The January comedy issue, edited by Judd Apatow, 45, features interviews with the mostly Jewish cast of “Freaks and Geeks”; a joint interview with Elaine May and Mike Nichols, both 80; and a revealing interview with Albert Brooks, 65, in which he movingly shares his reason for insisting that his two children go to synagogue with him. Brooks also lavishes praise on his wife of 16 years, Mill Valley native Kimberly Shlain, 47.
The March issue includes a profile of Marv Adelson, 83, who went from being a showbiz frontman for the mafia, to a top TV producer married to Barbara Walters and worth $300 million, to his present state — divorced, broke and living alone in a tiny apartment. It also includes an interview with a happy and lively Stanley Donen, 88, who directed such classics as “Singin’ in the Rain,” “On the Town” and “Charade.” Donen has been living with May for 12 years. Donen wants to do “the right thing”: he says he has asked her to marry him “about 172 times.”
Grace under pressure
As you may have heard, Aly Raisman, 18, who won two gold medals and a bronze in gymnastics at the 2012 Olympic Games, will compete on the new season of ABC’s “Dancing with the Stars.” The 16th season begins on Monday, March 18. Raisman competed in the floor exercise to the music of “Hava Nagila.” Can the song be
adapted to a couple’s dance? Maybe — and I wouldn’t be surprised to see them try.
The World Figure Skating Championships are going on in Ontario, Canada (March 11-17) and can be seen on NBC’s Universal Sports Network. Two members of the U.S. team are Jewish. Watch for them or look for their names in the news after the finals of their events take place on Friday, March 15. It’s likely they will be medal contenders at the 2014 Olympics Games.
Max Aaron, 20, an Arizona native, won the U.S. men’s individual championship last month. Aaron, who was raised in a Conservative Jewish home, recently told the JTA that he was inspired by Jewish athletes growing up. Raisman, he added, is a recent role model.
Also on the American team is pairs skater Simon Shnapir, 25. He was born in Moscow and moved with his parents to the States when he was 16 months old. Shnapir, an Emerson College student, stands 6-foot-4 and towers over his 5-foot partner, Marissa Castelli, 22. Even so, they “make it work,” and last month the duo won its first U.S. Pairs National Championship.

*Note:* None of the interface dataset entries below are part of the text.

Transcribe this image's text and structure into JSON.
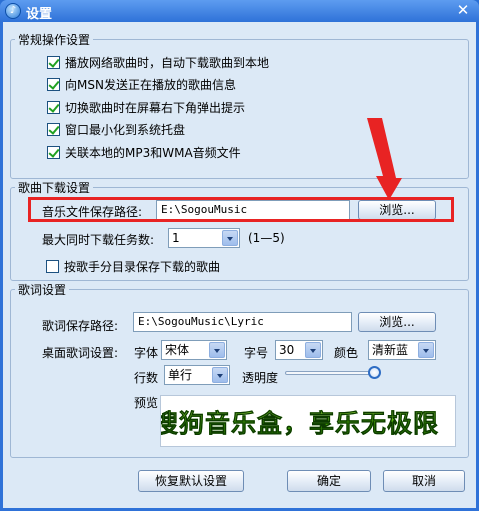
{
  "window": {
    "title": "设置",
    "app_icon_glyph": "♪",
    "close_glyph": "✕"
  },
  "general": {
    "legend": "常规操作设置",
    "options": [
      {
        "label": "播放网络歌曲时，自动下载歌曲到本地",
        "checked": true
      },
      {
        "label": "向MSN发送正在播放的歌曲信息",
        "checked": true
      },
      {
        "label": "切换歌曲时在屏幕右下角弹出提示",
        "checked": true
      },
      {
        "label": "窗口最小化到系统托盘",
        "checked": true
      },
      {
        "label": "关联本地的MP3和WMA音频文件",
        "checked": true
      }
    ]
  },
  "download": {
    "legend": "歌曲下载设置",
    "path_label": "音乐文件保存路径:",
    "path_value": "E:\\SogouMusic",
    "browse_label": "浏览...",
    "max_tasks_label": "最大同时下载任务数:",
    "max_tasks_value": "1",
    "max_tasks_range": "(1—5)",
    "by_artist_label": "按歌手分目录保存下载的歌曲",
    "by_artist_checked": false
  },
  "lyrics": {
    "legend": "歌词设置",
    "path_label": "歌词保存路径:",
    "path_value": "E:\\SogouMusic\\Lyric",
    "browse_label": "浏览...",
    "desktop_label": "桌面歌词设置:",
    "font_label": "字体",
    "font_value": "宋体",
    "size_label": "字号",
    "size_value": "30",
    "color_label": "颜色",
    "color_value": "清新蓝",
    "lines_label": "行数",
    "lines_value": "单行",
    "opacity_label": "透明度",
    "opacity_level": 1.0,
    "preview_label": "预览",
    "preview_text": "搜狗音乐盒，享乐无极限"
  },
  "footer": {
    "restore_label": "恢复默认设置",
    "ok_label": "确定",
    "cancel_label": "取消"
  },
  "colors": {
    "annotation": "#e82323",
    "title_bar": "#2f72d8",
    "client_bg": "#dce9f6"
  }
}
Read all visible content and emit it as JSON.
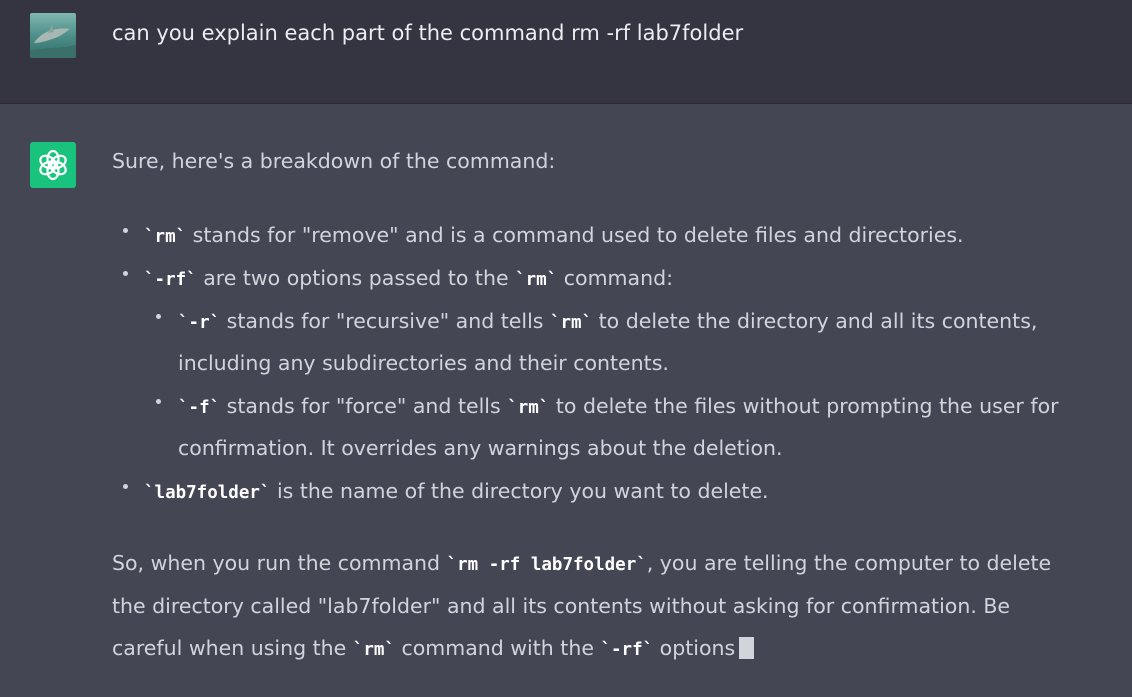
{
  "user_message": {
    "text": "can you explain each part of the command rm -rf lab7folder"
  },
  "assistant_message": {
    "intro": "Sure, here's a breakdown of the command:",
    "bullets": [
      {
        "code": "`rm`",
        "text": " stands for \"remove\" and is a command used to delete files and directories."
      },
      {
        "code": "`-rf`",
        "text_a": " are two options passed to the ",
        "code_b": "`rm`",
        "text_b": " command:",
        "sub": [
          {
            "code": "`-r`",
            "text_a": " stands for \"recursive\" and tells ",
            "code_b": "`rm`",
            "text_b": " to delete the directory and all its contents,",
            "cont": "including any subdirectories and their contents."
          },
          {
            "code": "`-f`",
            "text_a": " stands for \"force\" and tells ",
            "code_b": "`rm`",
            "text_b": " to delete the files without prompting the user for",
            "cont": "confirmation. It overrides any warnings about the deletion."
          }
        ]
      },
      {
        "code": "`lab7folder`",
        "text": " is the name of the directory you want to delete."
      }
    ],
    "summary": {
      "l1_a": "So, when you run the command ",
      "l1_code": "`rm -rf lab7folder`",
      "l1_b": ", you are telling the computer to delete",
      "l2": "the directory called \"lab7folder\" and all its contents without asking for confirmation. Be",
      "l3_a": "careful when using the ",
      "l3_code": "`rm`",
      "l3_b": " command with the ",
      "l3_code2": "`-rf`",
      "l3_c": " options"
    }
  },
  "colors": {
    "user_bg": "#343541",
    "assistant_bg": "#444654",
    "logo_bg": "#19c37d",
    "text": "#d1d5db"
  },
  "icons": {
    "user_avatar": "dolphin-photo-avatar",
    "assistant_avatar": "openai-logo-icon"
  }
}
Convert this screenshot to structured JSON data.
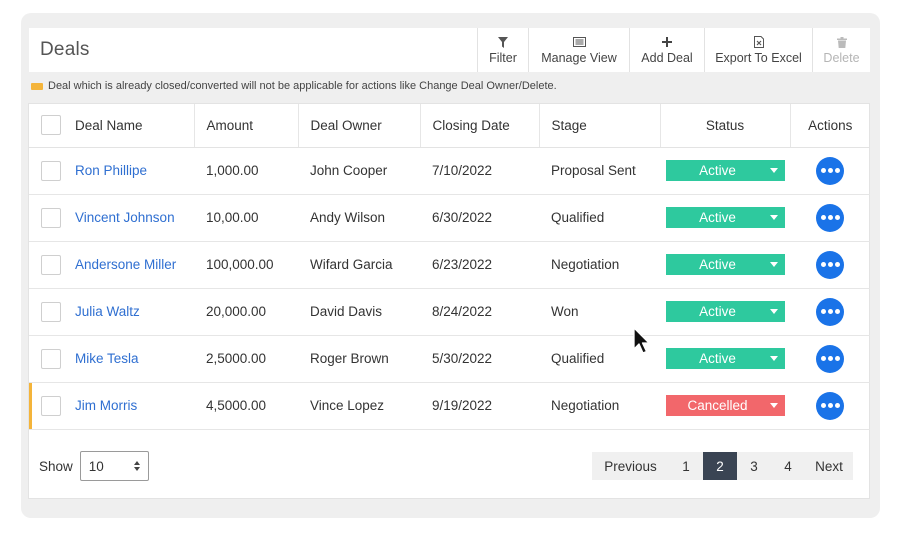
{
  "header": {
    "title": "Deals"
  },
  "toolbar": [
    {
      "label": "Filter",
      "icon": "filter-icon",
      "disabled": false
    },
    {
      "label": "Manage View",
      "icon": "list-view-icon",
      "disabled": false
    },
    {
      "label": "Add Deal",
      "icon": "plus-icon",
      "disabled": false
    },
    {
      "label": "Export To Excel",
      "icon": "excel-file-icon",
      "disabled": false
    },
    {
      "label": "Delete",
      "icon": "trash-icon",
      "disabled": true
    }
  ],
  "notice": {
    "text": "Deal which is already closed/converted will not be applicable for actions like Change Deal Owner/Delete.",
    "color": "#f4b43a"
  },
  "table": {
    "columns": [
      "Deal Name",
      "Amount",
      "Deal Owner",
      "Closing Date",
      "Stage",
      "Status",
      "Actions"
    ],
    "rows": [
      {
        "name": "Ron Phillipe",
        "amount": "1,000.00",
        "owner": "John Cooper",
        "date": "7/10/2022",
        "stage": "Proposal Sent",
        "status": "Active",
        "flagged": false
      },
      {
        "name": "Vincent Johnson",
        "amount": "10,00.00",
        "owner": "Andy Wilson",
        "date": "6/30/2022",
        "stage": "Qualified",
        "status": "Active",
        "flagged": false
      },
      {
        "name": "Andersone Miller",
        "amount": "100,000.00",
        "owner": "Wifard Garcia",
        "date": "6/23/2022",
        "stage": "Negotiation",
        "status": "Active",
        "flagged": false
      },
      {
        "name": "Julia Waltz",
        "amount": "20,000.00",
        "owner": "David Davis",
        "date": "8/24/2022",
        "stage": "Won",
        "status": "Active",
        "flagged": false
      },
      {
        "name": "Mike Tesla",
        "amount": "2,5000.00",
        "owner": "Roger Brown",
        "date": "5/30/2022",
        "stage": "Qualified",
        "status": "Active",
        "flagged": false
      },
      {
        "name": "Jim Morris",
        "amount": "4,5000.00",
        "owner": "Vince Lopez",
        "date": "9/19/2022",
        "stage": "Negotiation",
        "status": "Cancelled",
        "flagged": true
      }
    ]
  },
  "status_colors": {
    "Active": "#2ec99e",
    "Cancelled": "#f2676b"
  },
  "footer": {
    "show_label": "Show",
    "page_size": "10",
    "pagination": {
      "previous": "Previous",
      "next": "Next",
      "pages": [
        "1",
        "2",
        "3",
        "4"
      ],
      "current": "2"
    }
  }
}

Los Angeles city council member Eric Garcetti, 42, came in first in the March 5 open primary to become the city’s next mayor. His father, Gil Garcetti, 71, the former L.A. district attorney, was born in Mexico to Italian and Mexican Catholic parents. His mother, Sukey Roth, is an American Jew. Eric was raised Jewish and is a synagogue member. Garcetti will now face City Controller Wendy Gruel, whose husband is Jewish, in a May run-off. If he wins, from July until the end of the year the mayors of America’s three largest cities will be Jewish: Rahm Emanuel, 52, who took office as Chicago’s first Jewish mayor in May, 2011; and Michael Bloomberg, 71, who completes his third term as New York’s chief executive at the end of this year and cannot, by law, run again.
Columnist Nate Bloom, an Oaklander, can be reached at email@example.com.